[Task requirements]
Could you repeat the data word for word while skipping the pictures?

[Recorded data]
....
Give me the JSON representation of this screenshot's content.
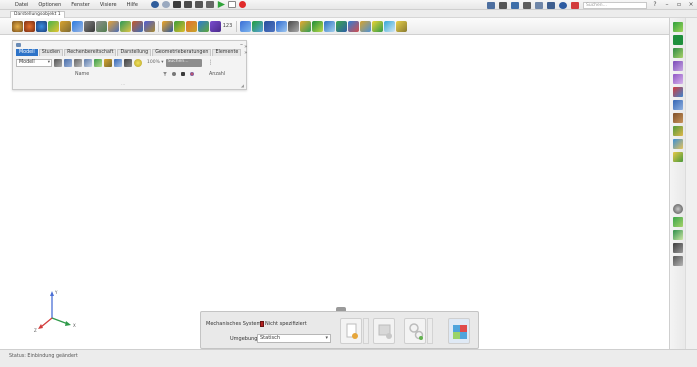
{
  "menu": {
    "items": [
      "Datei",
      "Optionen",
      "Fenster",
      "Visiere",
      "Hilfe"
    ],
    "search_placeholder": "Suchen..."
  },
  "tabs": {
    "document": "Darstellungsobjekt 1"
  },
  "toolbar": {
    "numeric_label": "123"
  },
  "model_panel": {
    "tabs": [
      "Modell",
      "Studien",
      "Rechenbereitschaft",
      "Darstellung",
      "Geometrieberatungen",
      "Elemente"
    ],
    "more": "» »",
    "view_select": "Modell",
    "zoom_label": "100% ▾",
    "search_placeholder": "Suchen...",
    "column_name": "Name",
    "column_count": "Anzahl"
  },
  "triad": {
    "x_label": "X",
    "y_label": "Y",
    "z_label": "Z"
  },
  "analysis_panel": {
    "coord_system_label": "Mechanisches System:",
    "coord_system_value": "Nicht spezifiziert",
    "environment_label": "Umgebungstyp:",
    "environment_value": "Statisch"
  },
  "status": {
    "text": "Status: Einbindung geändert"
  },
  "colors": {
    "accent": "#2d73c8",
    "warning_marker": "#b32020"
  }
}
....
[Written response]
Give me the JSON representation of this screenshot's content.
{
  "menu": {
    "items": [
      "Datei",
      "Optionen",
      "Fenster",
      "Visiere",
      "Hilfe"
    ],
    "search_placeholder": "Suchen..."
  },
  "tabs": {
    "document": "Darstellungsobjekt 1"
  },
  "toolbar": {
    "numeric_label": "123"
  },
  "model_panel": {
    "tabs": [
      "Modell",
      "Studien",
      "Rechenbereitschaft",
      "Darstellung",
      "Geometrieberatungen",
      "Elemente"
    ],
    "more": "» »",
    "view_select": "Modell",
    "zoom_label": "100% ▾",
    "search_placeholder": "Suchen...",
    "column_name": "Name",
    "column_count": "Anzahl"
  },
  "triad": {
    "x_label": "X",
    "y_label": "Y",
    "z_label": "Z"
  },
  "analysis_panel": {
    "coord_system_label": "Mechanisches System:",
    "coord_system_value": "Nicht spezifiziert",
    "environment_label": "Umgebungstyp:",
    "environment_value": "Statisch"
  },
  "status": {
    "text": "Status: Einbindung geändert"
  },
  "colors": {
    "accent": "#2d73c8",
    "warning_marker": "#b32020"
  }
}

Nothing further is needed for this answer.